_PROBLEM TO WORK ON_
All of the data is to be restated word for word.

────────────────────

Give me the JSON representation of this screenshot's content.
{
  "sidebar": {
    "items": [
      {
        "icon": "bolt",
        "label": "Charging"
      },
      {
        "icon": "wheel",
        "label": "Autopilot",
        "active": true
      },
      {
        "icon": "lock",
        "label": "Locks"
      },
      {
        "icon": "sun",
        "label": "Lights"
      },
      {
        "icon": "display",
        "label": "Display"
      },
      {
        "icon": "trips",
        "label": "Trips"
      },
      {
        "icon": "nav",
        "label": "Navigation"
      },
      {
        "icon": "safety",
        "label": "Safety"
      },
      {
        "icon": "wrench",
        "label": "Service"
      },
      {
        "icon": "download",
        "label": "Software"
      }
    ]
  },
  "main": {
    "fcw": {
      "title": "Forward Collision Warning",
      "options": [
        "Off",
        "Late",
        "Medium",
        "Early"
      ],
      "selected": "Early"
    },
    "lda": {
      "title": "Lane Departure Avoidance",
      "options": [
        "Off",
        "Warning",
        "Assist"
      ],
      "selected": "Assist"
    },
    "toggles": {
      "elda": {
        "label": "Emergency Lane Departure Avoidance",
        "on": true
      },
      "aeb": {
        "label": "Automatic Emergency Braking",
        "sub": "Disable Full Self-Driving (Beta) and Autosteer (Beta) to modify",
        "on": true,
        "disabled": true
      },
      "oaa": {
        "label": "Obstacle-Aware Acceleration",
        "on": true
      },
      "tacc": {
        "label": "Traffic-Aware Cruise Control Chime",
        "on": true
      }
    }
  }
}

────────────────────

_RESULT FOR THIS TASK_
Give me the JSON representation of this screenshot's content.
{
  "sidebar": {
    "items": [
      {
        "icon": "bolt",
        "label": "Charging"
      },
      {
        "icon": "wheel",
        "label": "Autopilot",
        "active": true
      },
      {
        "icon": "lock",
        "label": "Locks"
      },
      {
        "icon": "sun",
        "label": "Lights"
      },
      {
        "icon": "display",
        "label": "Display"
      },
      {
        "icon": "trips",
        "label": "Trips"
      },
      {
        "icon": "nav",
        "label": "Navigation"
      },
      {
        "icon": "safety",
        "label": "Safety"
      },
      {
        "icon": "wrench",
        "label": "Service"
      },
      {
        "icon": "download",
        "label": "Software"
      }
    ]
  },
  "main": {
    "fcw": {
      "title": "Forward Collision Warning",
      "options": [
        "Off",
        "Late",
        "Medium",
        "Early"
      ],
      "selected": "Early"
    },
    "lda": {
      "title": "Lane Departure Avoidance",
      "options": [
        "Off",
        "Warning",
        "Assist"
      ],
      "selected": "Assist"
    },
    "toggles": {
      "elda": {
        "label": "Emergency Lane Departure Avoidance",
        "on": true
      },
      "aeb": {
        "label": "Automatic Emergency Braking",
        "sub": "Disable Full Self-Driving (Beta) and Autosteer (Beta) to modify",
        "on": true,
        "disabled": true
      },
      "oaa": {
        "label": "Obstacle-Aware Acceleration",
        "on": true
      },
      "tacc": {
        "label": "Traffic-Aware Cruise Control Chime",
        "on": true
      }
    }
  }
}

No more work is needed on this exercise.